Dark matter detected as it coasts through galaxy collisions. Dark matter appears to drift straight through galactic collisions, barely interacting with anything, including other […] Read more
Last Friday I was, as is always the case listening to an enthusiastic talk given by one of the PhD students from my department. […] Read more
Most leaves are various shades of green. This is due to the chlorophylls. The name chlorophyll comes from the Greek words chloros (green) and […] Read more
Color patterns are important features of lots of animals, having key functions in protection against UV irradiation, camouflage, shoaling or sexual selection. Color patterns […] Read more

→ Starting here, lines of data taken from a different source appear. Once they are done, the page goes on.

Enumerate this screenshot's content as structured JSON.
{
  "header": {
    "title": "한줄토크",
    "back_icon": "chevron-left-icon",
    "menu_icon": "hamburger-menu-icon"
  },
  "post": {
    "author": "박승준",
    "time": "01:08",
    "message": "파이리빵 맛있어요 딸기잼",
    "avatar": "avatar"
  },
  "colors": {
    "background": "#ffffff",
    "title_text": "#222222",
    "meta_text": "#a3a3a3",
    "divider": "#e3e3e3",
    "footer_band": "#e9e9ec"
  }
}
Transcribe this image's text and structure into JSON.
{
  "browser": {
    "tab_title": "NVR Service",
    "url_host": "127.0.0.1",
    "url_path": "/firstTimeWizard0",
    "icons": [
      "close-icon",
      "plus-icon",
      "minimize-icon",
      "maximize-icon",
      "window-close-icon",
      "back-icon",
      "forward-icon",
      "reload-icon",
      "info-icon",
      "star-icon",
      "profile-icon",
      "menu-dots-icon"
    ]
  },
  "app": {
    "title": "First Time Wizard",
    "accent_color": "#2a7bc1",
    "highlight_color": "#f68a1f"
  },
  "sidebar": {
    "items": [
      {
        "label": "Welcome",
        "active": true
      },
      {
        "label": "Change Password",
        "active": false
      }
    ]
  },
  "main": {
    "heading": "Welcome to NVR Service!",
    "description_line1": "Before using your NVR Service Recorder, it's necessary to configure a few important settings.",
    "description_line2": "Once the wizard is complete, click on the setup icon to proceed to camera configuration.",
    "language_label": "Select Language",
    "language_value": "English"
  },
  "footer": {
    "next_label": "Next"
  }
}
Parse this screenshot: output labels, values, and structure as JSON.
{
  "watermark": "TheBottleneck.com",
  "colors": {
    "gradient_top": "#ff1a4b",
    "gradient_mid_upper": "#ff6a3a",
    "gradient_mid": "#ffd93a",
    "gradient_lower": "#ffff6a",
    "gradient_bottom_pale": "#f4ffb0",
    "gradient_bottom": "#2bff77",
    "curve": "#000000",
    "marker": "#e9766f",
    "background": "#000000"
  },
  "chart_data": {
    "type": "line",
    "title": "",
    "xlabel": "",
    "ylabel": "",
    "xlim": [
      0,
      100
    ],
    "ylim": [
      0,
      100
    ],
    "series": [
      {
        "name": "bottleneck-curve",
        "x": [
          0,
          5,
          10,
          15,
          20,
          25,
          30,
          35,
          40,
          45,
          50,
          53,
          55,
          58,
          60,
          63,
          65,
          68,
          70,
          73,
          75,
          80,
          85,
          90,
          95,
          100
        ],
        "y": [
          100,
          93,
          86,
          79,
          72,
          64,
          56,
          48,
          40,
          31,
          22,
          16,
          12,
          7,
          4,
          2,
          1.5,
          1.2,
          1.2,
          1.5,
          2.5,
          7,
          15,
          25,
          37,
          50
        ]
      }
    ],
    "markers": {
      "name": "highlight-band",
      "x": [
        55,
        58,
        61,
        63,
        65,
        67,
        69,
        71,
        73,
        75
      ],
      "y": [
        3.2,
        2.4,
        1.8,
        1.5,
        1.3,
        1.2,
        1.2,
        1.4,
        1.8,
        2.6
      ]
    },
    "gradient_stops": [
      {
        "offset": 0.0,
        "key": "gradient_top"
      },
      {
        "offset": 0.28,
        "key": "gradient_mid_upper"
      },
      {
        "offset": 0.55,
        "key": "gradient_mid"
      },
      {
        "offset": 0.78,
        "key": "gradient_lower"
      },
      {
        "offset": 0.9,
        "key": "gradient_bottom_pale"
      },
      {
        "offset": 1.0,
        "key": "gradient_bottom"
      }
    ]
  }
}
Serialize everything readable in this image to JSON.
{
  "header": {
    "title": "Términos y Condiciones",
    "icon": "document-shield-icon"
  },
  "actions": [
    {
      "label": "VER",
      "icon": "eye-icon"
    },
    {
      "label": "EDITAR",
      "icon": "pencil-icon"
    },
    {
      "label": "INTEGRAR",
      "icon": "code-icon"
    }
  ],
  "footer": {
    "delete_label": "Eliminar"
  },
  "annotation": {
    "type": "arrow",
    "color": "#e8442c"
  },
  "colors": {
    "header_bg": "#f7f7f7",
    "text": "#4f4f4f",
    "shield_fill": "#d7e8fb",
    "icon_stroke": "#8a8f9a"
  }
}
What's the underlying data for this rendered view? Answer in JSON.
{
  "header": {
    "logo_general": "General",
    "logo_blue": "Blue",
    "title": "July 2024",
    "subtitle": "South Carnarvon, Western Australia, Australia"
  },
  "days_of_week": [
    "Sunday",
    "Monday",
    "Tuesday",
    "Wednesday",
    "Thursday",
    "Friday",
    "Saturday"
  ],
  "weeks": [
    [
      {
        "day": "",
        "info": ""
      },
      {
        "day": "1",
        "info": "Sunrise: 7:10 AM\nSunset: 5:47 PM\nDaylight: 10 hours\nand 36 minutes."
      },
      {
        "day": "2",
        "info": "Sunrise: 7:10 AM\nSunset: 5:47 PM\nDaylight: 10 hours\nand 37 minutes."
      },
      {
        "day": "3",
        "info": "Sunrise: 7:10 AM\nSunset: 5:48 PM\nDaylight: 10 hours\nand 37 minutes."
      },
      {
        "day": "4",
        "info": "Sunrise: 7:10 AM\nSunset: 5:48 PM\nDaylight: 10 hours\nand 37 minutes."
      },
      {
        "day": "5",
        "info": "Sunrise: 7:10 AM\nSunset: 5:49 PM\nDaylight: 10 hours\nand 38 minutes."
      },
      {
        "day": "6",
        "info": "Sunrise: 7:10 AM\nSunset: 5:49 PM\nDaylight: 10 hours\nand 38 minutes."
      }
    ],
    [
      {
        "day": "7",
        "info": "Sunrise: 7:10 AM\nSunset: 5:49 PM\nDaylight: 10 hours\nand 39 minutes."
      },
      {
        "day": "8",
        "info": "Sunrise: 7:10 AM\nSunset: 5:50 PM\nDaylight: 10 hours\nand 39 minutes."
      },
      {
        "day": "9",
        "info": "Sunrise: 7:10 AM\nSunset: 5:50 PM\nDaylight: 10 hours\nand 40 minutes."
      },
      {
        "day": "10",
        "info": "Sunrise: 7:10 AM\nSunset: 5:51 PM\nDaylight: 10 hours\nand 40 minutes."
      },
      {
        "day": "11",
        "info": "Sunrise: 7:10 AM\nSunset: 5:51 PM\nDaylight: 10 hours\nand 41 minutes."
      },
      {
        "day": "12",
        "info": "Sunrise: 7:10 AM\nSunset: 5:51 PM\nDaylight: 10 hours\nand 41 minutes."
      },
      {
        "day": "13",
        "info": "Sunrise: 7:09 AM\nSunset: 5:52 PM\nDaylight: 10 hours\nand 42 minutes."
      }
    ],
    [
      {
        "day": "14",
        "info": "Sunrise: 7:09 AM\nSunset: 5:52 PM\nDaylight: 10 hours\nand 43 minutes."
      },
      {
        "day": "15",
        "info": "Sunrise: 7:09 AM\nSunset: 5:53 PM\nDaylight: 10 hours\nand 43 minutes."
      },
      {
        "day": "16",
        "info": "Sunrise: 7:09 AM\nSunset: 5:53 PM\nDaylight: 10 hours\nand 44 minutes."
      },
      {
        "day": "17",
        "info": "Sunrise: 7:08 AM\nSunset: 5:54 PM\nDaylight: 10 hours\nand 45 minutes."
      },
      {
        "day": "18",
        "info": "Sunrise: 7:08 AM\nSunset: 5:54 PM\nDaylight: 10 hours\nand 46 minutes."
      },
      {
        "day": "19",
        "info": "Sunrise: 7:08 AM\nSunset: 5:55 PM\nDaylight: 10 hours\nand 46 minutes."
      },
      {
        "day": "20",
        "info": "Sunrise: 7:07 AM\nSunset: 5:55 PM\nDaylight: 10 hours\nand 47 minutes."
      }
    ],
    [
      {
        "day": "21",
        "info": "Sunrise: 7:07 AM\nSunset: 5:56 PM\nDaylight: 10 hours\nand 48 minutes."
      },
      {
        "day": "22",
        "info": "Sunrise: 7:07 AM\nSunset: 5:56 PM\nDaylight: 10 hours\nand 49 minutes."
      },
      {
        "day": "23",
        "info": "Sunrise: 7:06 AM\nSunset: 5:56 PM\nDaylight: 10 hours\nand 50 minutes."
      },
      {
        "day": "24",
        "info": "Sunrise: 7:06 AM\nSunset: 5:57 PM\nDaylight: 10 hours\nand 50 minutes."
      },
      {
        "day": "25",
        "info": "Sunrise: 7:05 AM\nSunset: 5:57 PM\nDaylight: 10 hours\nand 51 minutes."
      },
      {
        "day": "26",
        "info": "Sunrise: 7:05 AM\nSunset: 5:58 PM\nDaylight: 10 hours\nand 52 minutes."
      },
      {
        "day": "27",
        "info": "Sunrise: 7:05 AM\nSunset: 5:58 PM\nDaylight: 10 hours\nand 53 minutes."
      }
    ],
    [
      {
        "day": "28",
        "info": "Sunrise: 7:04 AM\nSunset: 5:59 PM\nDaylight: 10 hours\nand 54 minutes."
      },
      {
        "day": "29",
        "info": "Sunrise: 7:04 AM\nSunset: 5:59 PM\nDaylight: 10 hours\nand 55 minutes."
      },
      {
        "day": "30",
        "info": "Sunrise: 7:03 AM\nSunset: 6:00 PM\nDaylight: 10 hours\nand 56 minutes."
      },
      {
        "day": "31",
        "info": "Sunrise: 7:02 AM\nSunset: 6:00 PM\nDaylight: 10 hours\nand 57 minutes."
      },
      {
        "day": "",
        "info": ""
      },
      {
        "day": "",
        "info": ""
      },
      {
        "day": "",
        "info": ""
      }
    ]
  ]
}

As we saw in the previous entry of this series, philosophers of mind usually distinguish between what (after David Chalmers) they called the ‘easy’ […] Read more
In the 1930s Clive McCay, a biochemist working in Ithaca, New York, made an interesting observation: rats that were kept on a low calorie diet […] Read more
“Fear is the path to the dark side. Fear leads to anger. Anger leads to hate. Hate leads to suffering”. Grand Master Yoda. . This […] Read more
Author:. Miguel Santander-García holds a PhD in astrophysics (Universidad de La Laguna). After several years working as a support astronomer for the Isaac Newton Group […] Read more
In 2012, some amateur astronomers reported the sighting of an unheard-of event: what was then called a cloud at the Martian limb apparently higher […] Read more
Raluca et al. (2014) provide a survey of the economic studies regarding the performance of Fair Trade certifications. They focus on the coffee industry, […] Read more
Author:. Javier Peralta (Algeciras, Spain, 1979) holds a Degree in both Astrophysics and Applied Physics (Universidad de La Laguna, 2003), and a PhD in […] Read more
Authors:. Pablo Bueno holds a degree in physics (University of Oviedo), a MSc in theoretical physics (Autonomous University of Madrid) and is currently completing his […] Read more
Author:. Jaume Navarro received his PhD in history of science from the Universitat Autonoma de Barcelona (1998). He has been a researcher at the universities […] Read more
Author:. Katy Price is a lecturer in modern and contemporary literature at Queen Mary University of London. . . ‘We must live before we can attain […] Read more
Author:. Shaul Katzir is a Marie Curie senior research fellow of the Gerda Henkel Foundation (M4HUMAN programme), at the Minerva Centre for Humanities – […] Read more
Sir Humphy Davy, in a discourse delivered at the Royal Society in 1825 said:
Fortunately science, like that nature to which it belongs, is neither limited by time nor by space. It belongs to the world, and is of no country and of no age. The more we know, the more we feel our ignorance; the more we feel how much remains unknown; and in philosophy, the sentiment of the Macedonian hero can never apply, — there are always new worlds to conquer.
Every time we make a new scientific discovery we sense where the limit of knowledge is, we feel where ignorance begins. Science is, for certain, what we think we know, but more precisely, it is being aware of the boundaries of the unknown.
In this blog we try to translate cutting edge scientific research into an educated lay-person language; consequently, as we do this, we will be Mapping Ignorance. Our goal is very simple: to spread both the latest developments in science and technology and a scientific worldview facilitating the access to it. To achieve this Mapping Ignorance is written by specialists in each field of expertise coordinated by a dedicated editor; the aim of them all is to make sometimes abstruse but otherwise wonderful scientific and technical information enjoyable by the interested general reader.